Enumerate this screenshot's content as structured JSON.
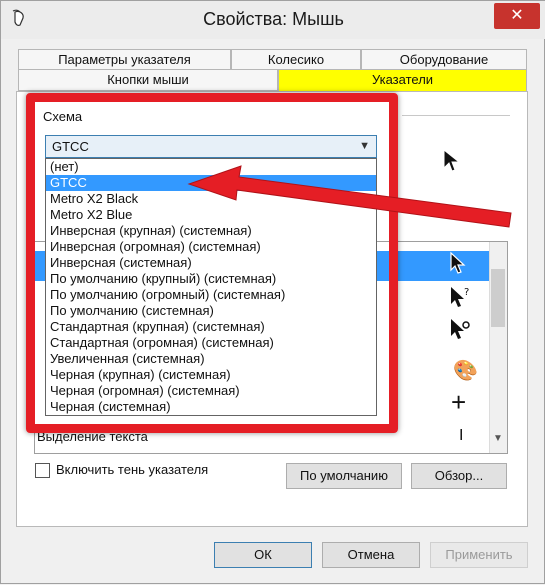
{
  "window": {
    "title": "Свойства: Мышь",
    "close_glyph": "✕"
  },
  "tabs_row1": [
    {
      "label": "Параметры указателя"
    },
    {
      "label": "Колесико"
    },
    {
      "label": "Оборудование"
    }
  ],
  "tabs_row2": [
    {
      "label": "Кнопки мыши"
    },
    {
      "label": "Указатели",
      "active": true
    }
  ],
  "scheme": {
    "label": "Схема",
    "selected": "GTCC",
    "options": [
      "(нет)",
      "GTCC",
      "Metro X2 Black",
      "Metro X2 Blue",
      "Инверсная (крупная) (системная)",
      "Инверсная (огромная) (системная)",
      "Инверсная (системная)",
      "По умолчанию (крупный) (системная)",
      "По умолчанию (огромный) (системная)",
      "По умолчанию (системная)",
      "Стандартная (крупная) (системная)",
      "Стандартная (огромная) (системная)",
      "Увеличенная (системная)",
      "Черная (крупная) (системная)",
      "Черная (огромная) (системная)",
      "Черная (системная)"
    ],
    "selected_index": 1
  },
  "cursor_list": {
    "last_visible_row": "Выделение текста"
  },
  "shadow_checkbox": {
    "label": "Включить тень указателя",
    "checked": false
  },
  "buttons": {
    "default": "По умолчанию",
    "browse": "Обзор...",
    "ok": "ОК",
    "cancel": "Отмена",
    "apply": "Применить"
  },
  "annotation_colors": {
    "highlight_frame": "#e51e25",
    "active_tab": "#ffff00",
    "selection": "#3399ff"
  }
}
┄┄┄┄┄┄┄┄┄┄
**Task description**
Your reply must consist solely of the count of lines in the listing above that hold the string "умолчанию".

**Response to this task**
4